How to Weather Chess Storm
Every chess player must develop an acute sense of danger. Here’s a short word about it.
In the course of a game, each move changes the situation on the chessboard. Some pieces get a greater radius of action, while others happen with a reduced scope. Some lines open up, some lines are shut.
Every chess player has to find some way to deal with a changing environment. They must find a correct response to a changing climate, move after move. They need to evolve stable strategies for dealing with instability.
Among most valuable chess skills, the power to detect changes in a position that signal a coming storm is a gift. And this should come with enough advance notice to prepare for adversity. Because danger looms everywhere! We are in the game where every move can be the last.

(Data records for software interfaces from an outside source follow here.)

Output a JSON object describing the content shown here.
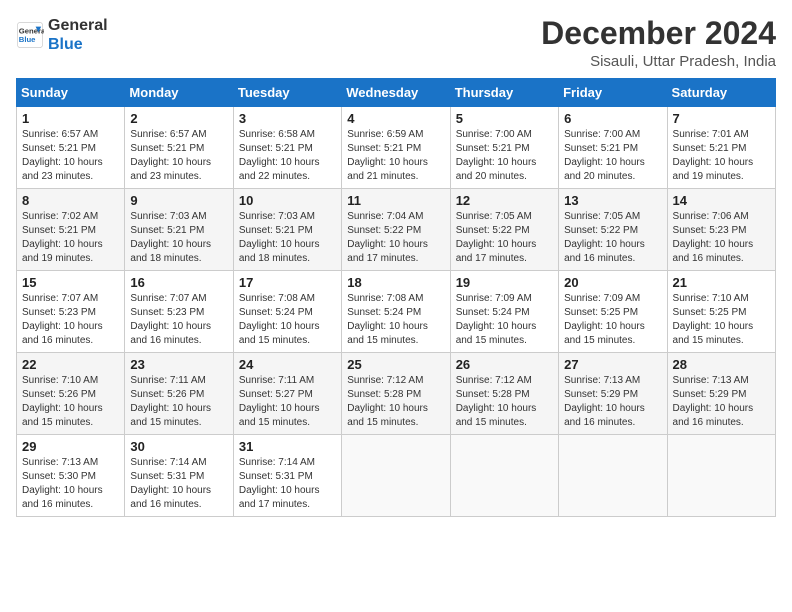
{
  "header": {
    "logo_line1": "General",
    "logo_line2": "Blue",
    "title": "December 2024",
    "subtitle": "Sisauli, Uttar Pradesh, India"
  },
  "weekdays": [
    "Sunday",
    "Monday",
    "Tuesday",
    "Wednesday",
    "Thursday",
    "Friday",
    "Saturday"
  ],
  "weeks": [
    [
      {
        "day": "1",
        "info": "Sunrise: 6:57 AM\nSunset: 5:21 PM\nDaylight: 10 hours\nand 23 minutes."
      },
      {
        "day": "2",
        "info": "Sunrise: 6:57 AM\nSunset: 5:21 PM\nDaylight: 10 hours\nand 23 minutes."
      },
      {
        "day": "3",
        "info": "Sunrise: 6:58 AM\nSunset: 5:21 PM\nDaylight: 10 hours\nand 22 minutes."
      },
      {
        "day": "4",
        "info": "Sunrise: 6:59 AM\nSunset: 5:21 PM\nDaylight: 10 hours\nand 21 minutes."
      },
      {
        "day": "5",
        "info": "Sunrise: 7:00 AM\nSunset: 5:21 PM\nDaylight: 10 hours\nand 20 minutes."
      },
      {
        "day": "6",
        "info": "Sunrise: 7:00 AM\nSunset: 5:21 PM\nDaylight: 10 hours\nand 20 minutes."
      },
      {
        "day": "7",
        "info": "Sunrise: 7:01 AM\nSunset: 5:21 PM\nDaylight: 10 hours\nand 19 minutes."
      }
    ],
    [
      {
        "day": "8",
        "info": "Sunrise: 7:02 AM\nSunset: 5:21 PM\nDaylight: 10 hours\nand 19 minutes."
      },
      {
        "day": "9",
        "info": "Sunrise: 7:03 AM\nSunset: 5:21 PM\nDaylight: 10 hours\nand 18 minutes."
      },
      {
        "day": "10",
        "info": "Sunrise: 7:03 AM\nSunset: 5:21 PM\nDaylight: 10 hours\nand 18 minutes."
      },
      {
        "day": "11",
        "info": "Sunrise: 7:04 AM\nSunset: 5:22 PM\nDaylight: 10 hours\nand 17 minutes."
      },
      {
        "day": "12",
        "info": "Sunrise: 7:05 AM\nSunset: 5:22 PM\nDaylight: 10 hours\nand 17 minutes."
      },
      {
        "day": "13",
        "info": "Sunrise: 7:05 AM\nSunset: 5:22 PM\nDaylight: 10 hours\nand 16 minutes."
      },
      {
        "day": "14",
        "info": "Sunrise: 7:06 AM\nSunset: 5:23 PM\nDaylight: 10 hours\nand 16 minutes."
      }
    ],
    [
      {
        "day": "15",
        "info": "Sunrise: 7:07 AM\nSunset: 5:23 PM\nDaylight: 10 hours\nand 16 minutes."
      },
      {
        "day": "16",
        "info": "Sunrise: 7:07 AM\nSunset: 5:23 PM\nDaylight: 10 hours\nand 16 minutes."
      },
      {
        "day": "17",
        "info": "Sunrise: 7:08 AM\nSunset: 5:24 PM\nDaylight: 10 hours\nand 15 minutes."
      },
      {
        "day": "18",
        "info": "Sunrise: 7:08 AM\nSunset: 5:24 PM\nDaylight: 10 hours\nand 15 minutes."
      },
      {
        "day": "19",
        "info": "Sunrise: 7:09 AM\nSunset: 5:24 PM\nDaylight: 10 hours\nand 15 minutes."
      },
      {
        "day": "20",
        "info": "Sunrise: 7:09 AM\nSunset: 5:25 PM\nDaylight: 10 hours\nand 15 minutes."
      },
      {
        "day": "21",
        "info": "Sunrise: 7:10 AM\nSunset: 5:25 PM\nDaylight: 10 hours\nand 15 minutes."
      }
    ],
    [
      {
        "day": "22",
        "info": "Sunrise: 7:10 AM\nSunset: 5:26 PM\nDaylight: 10 hours\nand 15 minutes."
      },
      {
        "day": "23",
        "info": "Sunrise: 7:11 AM\nSunset: 5:26 PM\nDaylight: 10 hours\nand 15 minutes."
      },
      {
        "day": "24",
        "info": "Sunrise: 7:11 AM\nSunset: 5:27 PM\nDaylight: 10 hours\nand 15 minutes."
      },
      {
        "day": "25",
        "info": "Sunrise: 7:12 AM\nSunset: 5:28 PM\nDaylight: 10 hours\nand 15 minutes."
      },
      {
        "day": "26",
        "info": "Sunrise: 7:12 AM\nSunset: 5:28 PM\nDaylight: 10 hours\nand 15 minutes."
      },
      {
        "day": "27",
        "info": "Sunrise: 7:13 AM\nSunset: 5:29 PM\nDaylight: 10 hours\nand 16 minutes."
      },
      {
        "day": "28",
        "info": "Sunrise: 7:13 AM\nSunset: 5:29 PM\nDaylight: 10 hours\nand 16 minutes."
      }
    ],
    [
      {
        "day": "29",
        "info": "Sunrise: 7:13 AM\nSunset: 5:30 PM\nDaylight: 10 hours\nand 16 minutes."
      },
      {
        "day": "30",
        "info": "Sunrise: 7:14 AM\nSunset: 5:31 PM\nDaylight: 10 hours\nand 16 minutes."
      },
      {
        "day": "31",
        "info": "Sunrise: 7:14 AM\nSunset: 5:31 PM\nDaylight: 10 hours\nand 17 minutes."
      },
      {
        "day": "",
        "info": ""
      },
      {
        "day": "",
        "info": ""
      },
      {
        "day": "",
        "info": ""
      },
      {
        "day": "",
        "info": ""
      }
    ]
  ]
}
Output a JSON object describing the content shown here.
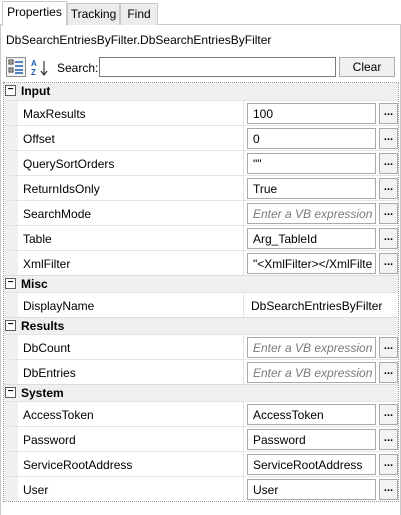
{
  "tabs": [
    {
      "label": "Properties"
    },
    {
      "label": "Tracking"
    },
    {
      "label": "Find"
    }
  ],
  "object_name": "DbSearchEntriesByFilter.DbSearchEntriesByFilter",
  "toolbar": {
    "search_label": "Search:",
    "search_value": "",
    "clear_label": "Clear"
  },
  "categories": {
    "input": "Input",
    "misc": "Misc",
    "results": "Results",
    "system": "System"
  },
  "expander_glyph": "−",
  "ellipsis": "...",
  "props": {
    "max_results": {
      "name": "MaxResults",
      "value": "100"
    },
    "offset": {
      "name": "Offset",
      "value": "0"
    },
    "query_sort_orders": {
      "name": "QuerySortOrders",
      "value": "\"\""
    },
    "return_ids_only": {
      "name": "ReturnIdsOnly",
      "value": "True"
    },
    "search_mode": {
      "name": "SearchMode",
      "value": "Enter a VB expression"
    },
    "table": {
      "name": "Table",
      "value": "Arg_TableId"
    },
    "xml_filter": {
      "name": "XmlFilter",
      "value": "\"<XmlFilter></XmlFilte"
    },
    "display_name": {
      "name": "DisplayName",
      "value": "DbSearchEntriesByFilter"
    },
    "db_count": {
      "name": "DbCount",
      "value": "Enter a VB expression"
    },
    "db_entries": {
      "name": "DbEntries",
      "value": "Enter a VB expression"
    },
    "access_token": {
      "name": "AccessToken",
      "value": "AccessToken"
    },
    "password": {
      "name": "Password",
      "value": "Password"
    },
    "service_root_address": {
      "name": "ServiceRootAddress",
      "value": "ServiceRootAddress"
    },
    "user": {
      "name": "User",
      "value": "User"
    }
  },
  "colors": {
    "category_bg": "#f0f0f0",
    "placeholder_text": "#7a7a7a",
    "sort_icon_blue": "#1f5fb0"
  }
}
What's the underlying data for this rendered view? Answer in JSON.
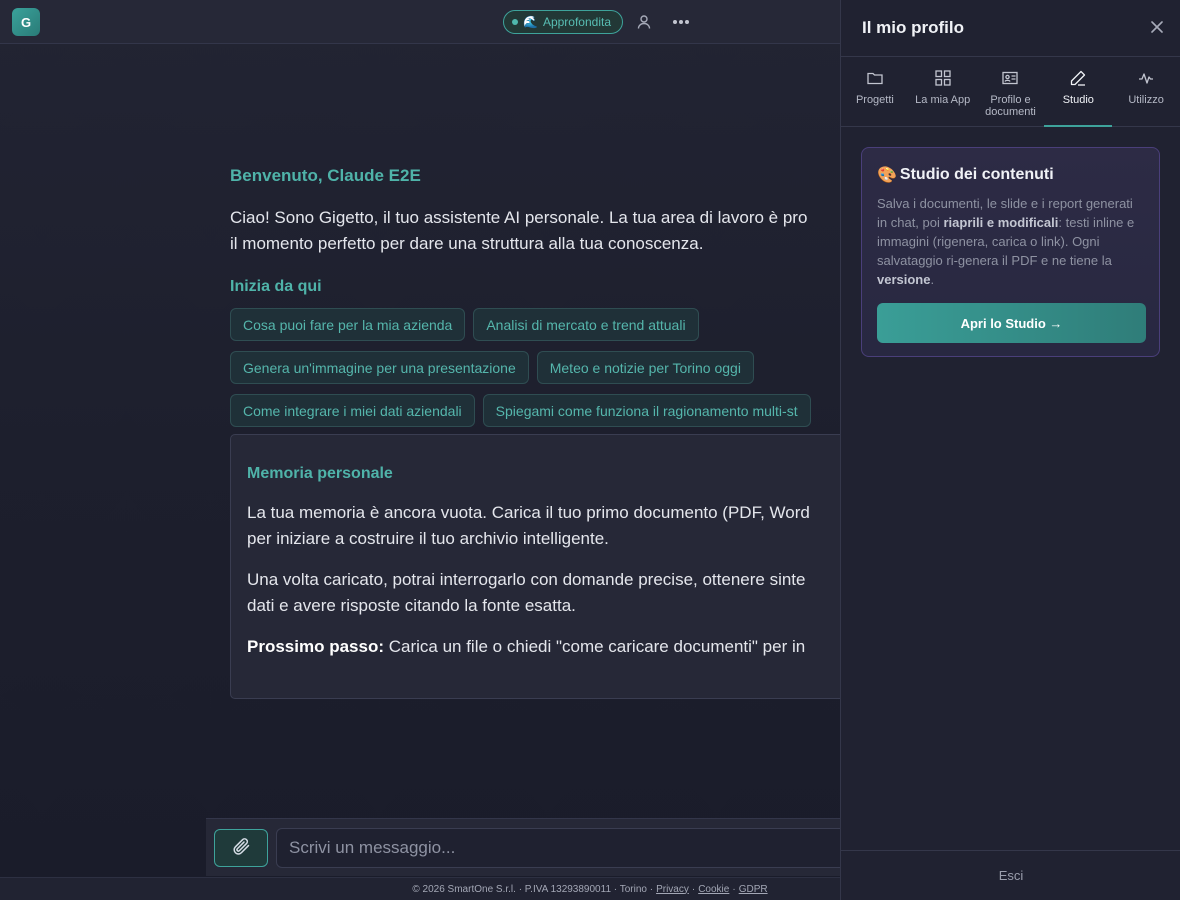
{
  "header": {
    "logo_letter": "G",
    "mode_label": "Approfondita",
    "mode_emoji": "🌊"
  },
  "main": {
    "welcome_title": "Benvenuto, Claude E2E",
    "intro_line1": "Ciao! Sono Gigetto, il tuo assistente AI personale. La tua area di lavoro è pro",
    "intro_line2": "il momento perfetto per dare una struttura alla tua conoscenza.",
    "start_title": "Inizia da qui",
    "chips": [
      "Cosa puoi fare per la mia azienda",
      "Analisi di mercato e trend attuali",
      "Genera un'immagine per una presentazione",
      "Meteo e notizie per Torino oggi",
      "Come integrare i miei dati aziendali",
      "Spiegami come funziona il ragionamento multi-st"
    ],
    "memory": {
      "title": "Memoria personale",
      "p1_line1": "La tua memoria è ancora vuota. Carica il tuo primo documento (PDF, Word",
      "p1_line2": "per iniziare a costruire il tuo archivio intelligente.",
      "p2_line1": "Una volta caricato, potrai interrogarlo con domande precise, ottenere sinte",
      "p2_line2": "dati e avere risposte citando la fonte esatta.",
      "next_label": "Prossimo passo:",
      "next_text": " Carica un file o chiedi \"come caricare documenti\" per in"
    }
  },
  "composer": {
    "placeholder": "Scrivi un messaggio..."
  },
  "footer": {
    "copyright": "© 2026 SmartOne S.r.l. · P.IVA 13293890011 · Torino ·",
    "links": [
      "Privacy",
      "Cookie",
      "GDPR"
    ],
    "sep": "·"
  },
  "panel": {
    "title": "Il mio profilo",
    "tabs": [
      {
        "label": "Progetti",
        "icon": "folder-icon"
      },
      {
        "label": "La mia App",
        "icon": "grid-icon"
      },
      {
        "label": "Profilo e documenti",
        "icon": "id-card-icon"
      },
      {
        "label": "Studio",
        "icon": "pencil-icon"
      },
      {
        "label": "Utilizzo",
        "icon": "activity-icon"
      }
    ],
    "active_tab": "Studio",
    "studio": {
      "emoji": "🎨",
      "title": "Studio dei contenuti",
      "desc_a": "Salva i documenti, le slide e i report generati in chat, poi ",
      "desc_b": "riaprili e modificali",
      "desc_c": ": testi inline e immagini (rigenera, carica o link). Ogni salvataggio ri-genera il PDF e ne tiene la ",
      "desc_d": "versione",
      "desc_e": ".",
      "button": "Apri lo Studio →"
    },
    "logout": "Esci"
  },
  "colors": {
    "accent": "#3ea39b",
    "background": "#1d1f2d",
    "panel": "#202231"
  }
}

We are not certain how this chess barometer works, yet the evidence of its existence with the first echelon of chess players now and in the past is clear (think of Capablanca, for instance, who had an uncanny sense of danger).
The best players have tremendous situational awareness. They know where they are and where they are going. And they have shown an amazing ability to compensate for being pushed off track.
You would agree all the above makes much sense, chessly speaking.
But if I tell you I have borrowed the above from a field totally disconnected from chess, you will be surprised.
See you in Part 2...